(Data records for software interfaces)
Content starts
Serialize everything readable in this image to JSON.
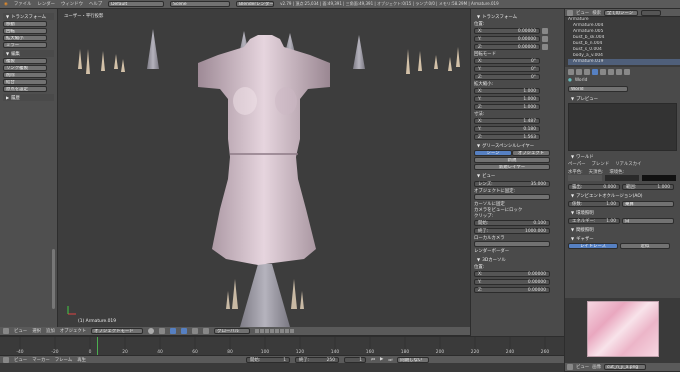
{
  "topbar": {
    "menus": [
      "ファイル",
      "レンダー",
      "ウィンドウ",
      "ヘルプ"
    ],
    "layout": "Default",
    "scene": "Scene",
    "engine": "Blenderレンダー",
    "stats": "v2.79 | 頂点:25,034 | 面:49,391 | 三角面:49,391 | オブジェクト:0/15 | ランプ:0/0 | メモリ:58.29M | Armature.019"
  },
  "toolshelf": {
    "transform_header": "トランスフォーム",
    "transform_buttons": [
      "移動",
      "回転",
      "拡大縮小",
      "ミラー"
    ],
    "edit_header": "編集",
    "edit_buttons": [
      "複製",
      "リンク複製",
      "削除",
      "結合",
      "原点を設定"
    ],
    "history_header": "履歴"
  },
  "viewport": {
    "title": "ユーザー・平行投影",
    "object_label": "(1) Armature.019"
  },
  "viewport_header": {
    "items": [
      "ビュー",
      "選択",
      "追加",
      "オブジェクト"
    ],
    "mode": "オブジェクトモード",
    "pivot": "グローバル"
  },
  "npanel": {
    "transform_header": "トランスフォーム",
    "location_label": "位置:",
    "location": [
      {
        "axis": "X:",
        "value": "0.00000"
      },
      {
        "axis": "Y:",
        "value": "0.00000"
      },
      {
        "axis": "Z:",
        "value": "0.00000"
      }
    ],
    "rotation_header": "回転モード",
    "rotation": [
      {
        "axis": "X:",
        "value": "0°"
      },
      {
        "axis": "Y:",
        "value": "0°"
      },
      {
        "axis": "Z:",
        "value": "0°"
      }
    ],
    "scale_label": "拡大縮小:",
    "scale": [
      {
        "axis": "X:",
        "value": "1.000"
      },
      {
        "axis": "Y:",
        "value": "1.000"
      },
      {
        "axis": "Z:",
        "value": "1.000"
      }
    ],
    "dimensions_label": "寸法:",
    "dimensions": [
      {
        "axis": "X:",
        "value": "1.487"
      },
      {
        "axis": "Y:",
        "value": "0.180"
      },
      {
        "axis": "Z:",
        "value": "1.563"
      }
    ],
    "grease_header": "グリースペンシルレイヤー",
    "grease_tabs": [
      "シーン",
      "オブジェクト"
    ],
    "grease_new": "新規",
    "grease_new_layer": "新規レイヤー",
    "view_header": "ビュー",
    "lens_label": "レンズ:",
    "lens_value": "35.000",
    "lock_label": "オブジェクトに固定:",
    "lock_cursor": "カーソルに固定",
    "camera_lock": "カメラをビューにロック",
    "clip_label": "クリップ:",
    "clip_start_label": "開始:",
    "clip_start": "0.100",
    "clip_end_label": "終了:",
    "clip_end": "1000.000",
    "local_camera": "ローカルカメラ",
    "render_border": "レンダーボーダー",
    "cursor_header": "3Dカーソル",
    "cursor_label": "位置:",
    "cursor": [
      {
        "axis": "X:",
        "value": "0.00000"
      },
      {
        "axis": "Y:",
        "value": "0.00000"
      },
      {
        "axis": "Z:",
        "value": "0.00000"
      }
    ]
  },
  "outliner": {
    "view": "ビュー",
    "search": "検索",
    "filter": "全てのシーン",
    "items": [
      "Armature",
      "Armature.004",
      "Armature.005",
      "bust_b_sk.004",
      "bust_b_n.004",
      "bust_s_0.004",
      "body_a_v.004",
      "Armature.019",
      "ポーズ"
    ]
  },
  "properties": {
    "world_name": "World",
    "world_field": "World",
    "preview_header": "プレビュー",
    "world_header": "ワールド",
    "world_opts": [
      "ペーパー",
      "ブレンド",
      "リアルスカイ"
    ],
    "color_labels": [
      "水平色:",
      "天頂色:",
      "環境色:"
    ],
    "exposure_label": "露出:",
    "exposure": "0.000",
    "range_label": "範囲:",
    "range": "1.000",
    "ao_header": "アンビエントオクルージョン(AO)",
    "ao_factor_label": "係数:",
    "ao_factor": "1.00",
    "ao_mode": "乗算",
    "env_header": "環境照明",
    "env_energy_label": "エネルギー:",
    "env_energy": "1.00",
    "env_color": "白",
    "indirect_header": "間接照明",
    "gather_header": "ギャザー",
    "gather_items": [
      "レイトレース",
      "近似"
    ]
  },
  "timeline": {
    "ticks": [
      "-40",
      "-20",
      "0",
      "20",
      "40",
      "60",
      "80",
      "100",
      "120",
      "140",
      "160",
      "180",
      "200",
      "220",
      "240",
      "260"
    ],
    "menus": [
      "ビュー",
      "マーカー",
      "フレーム",
      "再生"
    ],
    "start_label": "開始:",
    "start": "1",
    "end_label": "終了:",
    "end": "250",
    "current": "1",
    "sync": "同期しない"
  },
  "uvpanel": {
    "image": "cut_n_ji_a.png",
    "view": "ビュー",
    "image_menu": "画像"
  },
  "colors": {
    "accent": "#5680c2",
    "active": "#e08a2c",
    "bg": "#3d3d3d",
    "panel": "#4a4a4a"
  }
}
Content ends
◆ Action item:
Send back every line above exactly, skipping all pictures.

◆ Your solution:
Serialize everything readable in this image to JSON.
{
  "topbar": {
    "menus": [
      "ファイル",
      "レンダー",
      "ウィンドウ",
      "ヘルプ"
    ],
    "layout": "Default",
    "scene": "Scene",
    "engine": "Blenderレンダー",
    "stats": "v2.79 | 頂点:25,034 | 面:49,391 | 三角面:49,391 | オブジェクト:0/15 | ランプ:0/0 | メモリ:58.29M | Armature.019"
  },
  "toolshelf": {
    "transform_header": "トランスフォーム",
    "transform_buttons": [
      "移動",
      "回転",
      "拡大縮小",
      "ミラー"
    ],
    "edit_header": "編集",
    "edit_buttons": [
      "複製",
      "リンク複製",
      "削除",
      "結合",
      "原点を設定"
    ],
    "history_header": "履歴"
  },
  "viewport": {
    "title": "ユーザー・平行投影",
    "object_label": "(1) Armature.019"
  },
  "viewport_header": {
    "items": [
      "ビュー",
      "選択",
      "追加",
      "オブジェクト"
    ],
    "mode": "オブジェクトモード",
    "pivot": "グローバル"
  },
  "npanel": {
    "transform_header": "トランスフォーム",
    "location_label": "位置:",
    "location": [
      {
        "axis": "X:",
        "value": "0.00000"
      },
      {
        "axis": "Y:",
        "value": "0.00000"
      },
      {
        "axis": "Z:",
        "value": "0.00000"
      }
    ],
    "rotation_header": "回転モード",
    "rotation": [
      {
        "axis": "X:",
        "value": "0°"
      },
      {
        "axis": "Y:",
        "value": "0°"
      },
      {
        "axis": "Z:",
        "value": "0°"
      }
    ],
    "scale_label": "拡大縮小:",
    "scale": [
      {
        "axis": "X:",
        "value": "1.000"
      },
      {
        "axis": "Y:",
        "value": "1.000"
      },
      {
        "axis": "Z:",
        "value": "1.000"
      }
    ],
    "dimensions_label": "寸法:",
    "dimensions": [
      {
        "axis": "X:",
        "value": "1.487"
      },
      {
        "axis": "Y:",
        "value": "0.180"
      },
      {
        "axis": "Z:",
        "value": "1.563"
      }
    ],
    "grease_header": "グリースペンシルレイヤー",
    "grease_tabs": [
      "シーン",
      "オブジェクト"
    ],
    "grease_new": "新規",
    "grease_new_layer": "新規レイヤー",
    "view_header": "ビュー",
    "lens_label": "レンズ:",
    "lens_value": "35.000",
    "lock_label": "オブジェクトに固定:",
    "lock_cursor": "カーソルに固定",
    "camera_lock": "カメラをビューにロック",
    "clip_label": "クリップ:",
    "clip_start_label": "開始:",
    "clip_start": "0.100",
    "clip_end_label": "終了:",
    "clip_end": "1000.000",
    "local_camera": "ローカルカメラ",
    "render_border": "レンダーボーダー",
    "cursor_header": "3Dカーソル",
    "cursor_label": "位置:",
    "cursor": [
      {
        "axis": "X:",
        "value": "0.00000"
      },
      {
        "axis": "Y:",
        "value": "0.00000"
      },
      {
        "axis": "Z:",
        "value": "0.00000"
      }
    ]
  },
  "outliner": {
    "view": "ビュー",
    "search": "検索",
    "filter": "全てのシーン",
    "items": [
      "Armature",
      "Armature.004",
      "Armature.005",
      "bust_b_sk.004",
      "bust_b_n.004",
      "bust_s_0.004",
      "body_a_v.004",
      "Armature.019",
      "ポーズ"
    ]
  },
  "properties": {
    "world_name": "World",
    "world_field": "World",
    "preview_header": "プレビュー",
    "world_header": "ワールド",
    "world_opts": [
      "ペーパー",
      "ブレンド",
      "リアルスカイ"
    ],
    "color_labels": [
      "水平色:",
      "天頂色:",
      "環境色:"
    ],
    "exposure_label": "露出:",
    "exposure": "0.000",
    "range_label": "範囲:",
    "range": "1.000",
    "ao_header": "アンビエントオクルージョン(AO)",
    "ao_factor_label": "係数:",
    "ao_factor": "1.00",
    "ao_mode": "乗算",
    "env_header": "環境照明",
    "env_energy_label": "エネルギー:",
    "env_energy": "1.00",
    "env_color": "白",
    "indirect_header": "間接照明",
    "gather_header": "ギャザー",
    "gather_items": [
      "レイトレース",
      "近似"
    ]
  },
  "timeline": {
    "ticks": [
      "-40",
      "-20",
      "0",
      "20",
      "40",
      "60",
      "80",
      "100",
      "120",
      "140",
      "160",
      "180",
      "200",
      "220",
      "240",
      "260"
    ],
    "menus": [
      "ビュー",
      "マーカー",
      "フレーム",
      "再生"
    ],
    "start_label": "開始:",
    "start": "1",
    "end_label": "終了:",
    "end": "250",
    "current": "1",
    "sync": "同期しない"
  },
  "uvpanel": {
    "image": "cut_n_ji_a.png",
    "view": "ビュー",
    "image_menu": "画像"
  },
  "colors": {
    "accent": "#5680c2",
    "active": "#e08a2c",
    "bg": "#3d3d3d",
    "panel": "#4a4a4a"
  }
}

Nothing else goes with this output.